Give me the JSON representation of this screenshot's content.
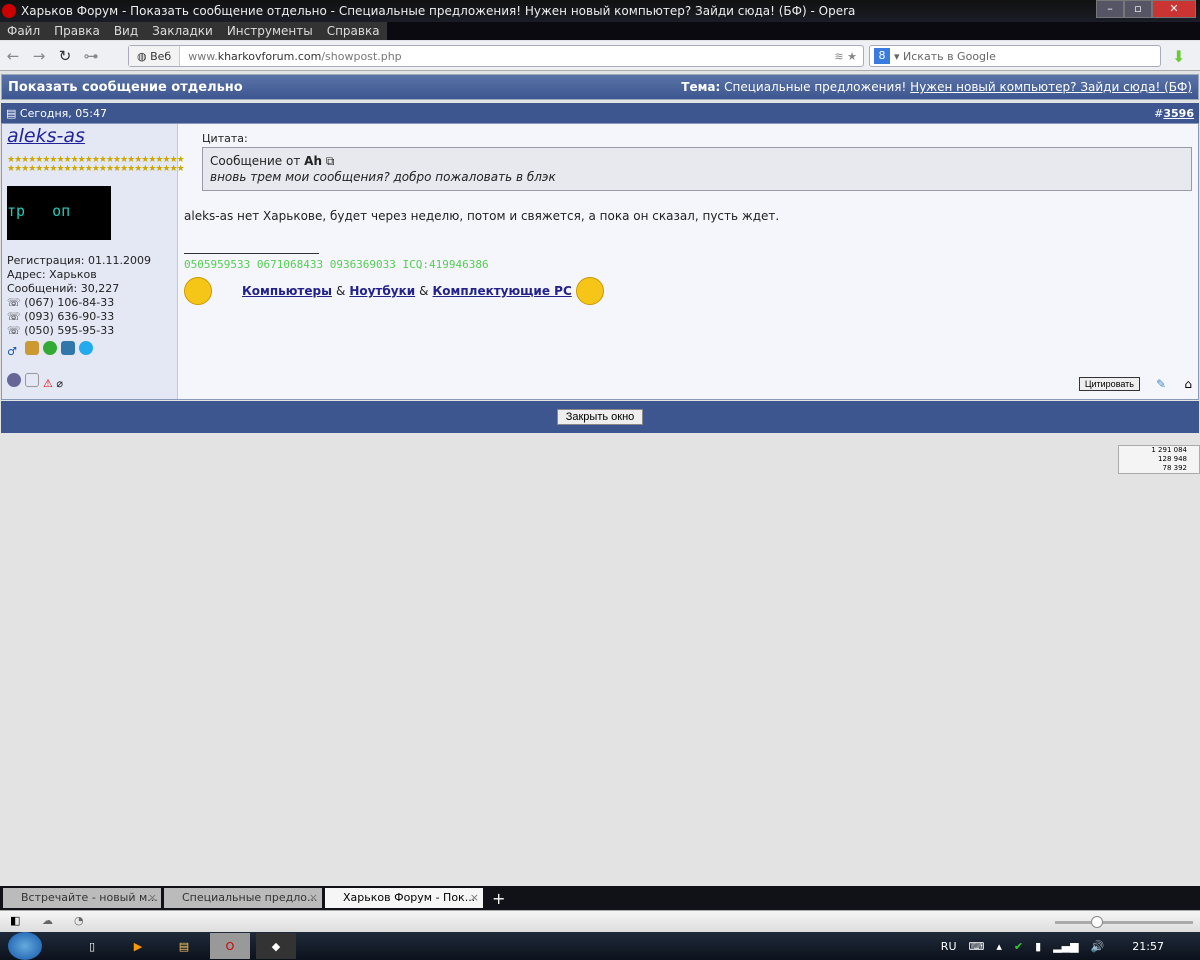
{
  "window": {
    "title": "Харьков Форум - Показать сообщение отдельно - Специальные предложения! Нужен новый компьютер? Зайди сюда! (БФ) - Opera"
  },
  "menu": [
    "Файл",
    "Правка",
    "Вид",
    "Закладки",
    "Инструменты",
    "Справка"
  ],
  "address": {
    "web_label": "Веб",
    "url_prefix": "www.",
    "url_domain": "kharkovforum.com",
    "url_path": "/showpost.php"
  },
  "search": {
    "placeholder": "Искать в Google"
  },
  "header": {
    "title": "Показать сообщение отдельно",
    "topic_label": "Тема:",
    "topic_prefix": "Специальные предложения!",
    "topic_link": "Нужен новый компьютер? Зайди сюда! (БФ)"
  },
  "post": {
    "date": "Сегодня, 05:47",
    "number_prefix": "#",
    "number": "3596",
    "user": {
      "name": "aleks-as",
      "avatar_text": "тр   оп",
      "registration": "Регистрация: 01.11.2009",
      "address": "Адрес: Харьков",
      "posts": "Сообщений: 30,227",
      "phones": [
        "(067) 106-84-33",
        "(093) 636-90-33",
        "(050) 595-95-33"
      ]
    },
    "quote_label": "Цитата:",
    "quote_from": "Сообщение от",
    "quote_author": "Ah",
    "quote_text": "вновь трем мои сообщения? добро пожаловать в блэк",
    "message": "aleks-as нет Харькове, будет через неделю, потом и свяжется, а пока он сказал, пусть ждет.",
    "signature_phones": "0505959533 0671068433 0936369033 ICQ:419946386",
    "links": [
      "Компьютеры",
      "Ноутбуки",
      "Комплектующие PC"
    ],
    "amp": "&",
    "quote_button": "Цитировать"
  },
  "close_button": "Закрыть окно",
  "counter": [
    "1 291 084",
    "128 948",
    "78 392"
  ],
  "tabs": [
    "Встречайте - новый м...",
    "Специальные предло...",
    "Харьков Форум - Пок..."
  ],
  "tray": {
    "lang": "RU",
    "time": "21:57"
  }
}
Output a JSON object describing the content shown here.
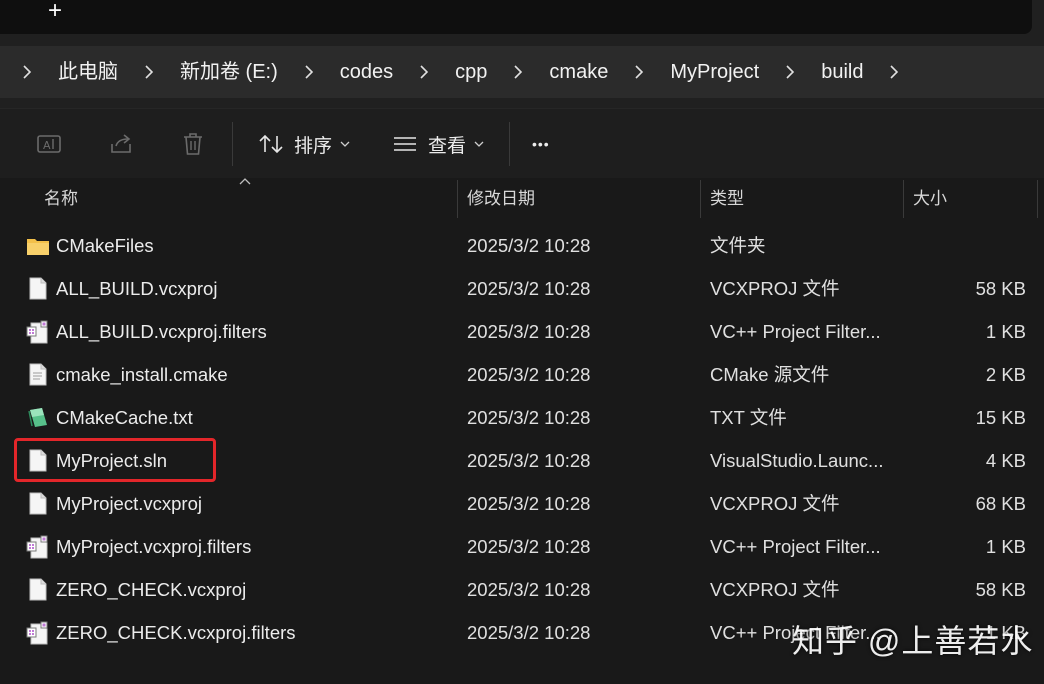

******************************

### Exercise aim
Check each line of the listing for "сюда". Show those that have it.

### Solution for this problem
    "title": "Харьков Форум - Показать сообщение отдельно - Специальные предложения! Нужен новый компьютер? Зайди сюда! (БФ) - Opera"
    "topic_link": "Нужен новый компьютер? Зайди сюда! (БФ)"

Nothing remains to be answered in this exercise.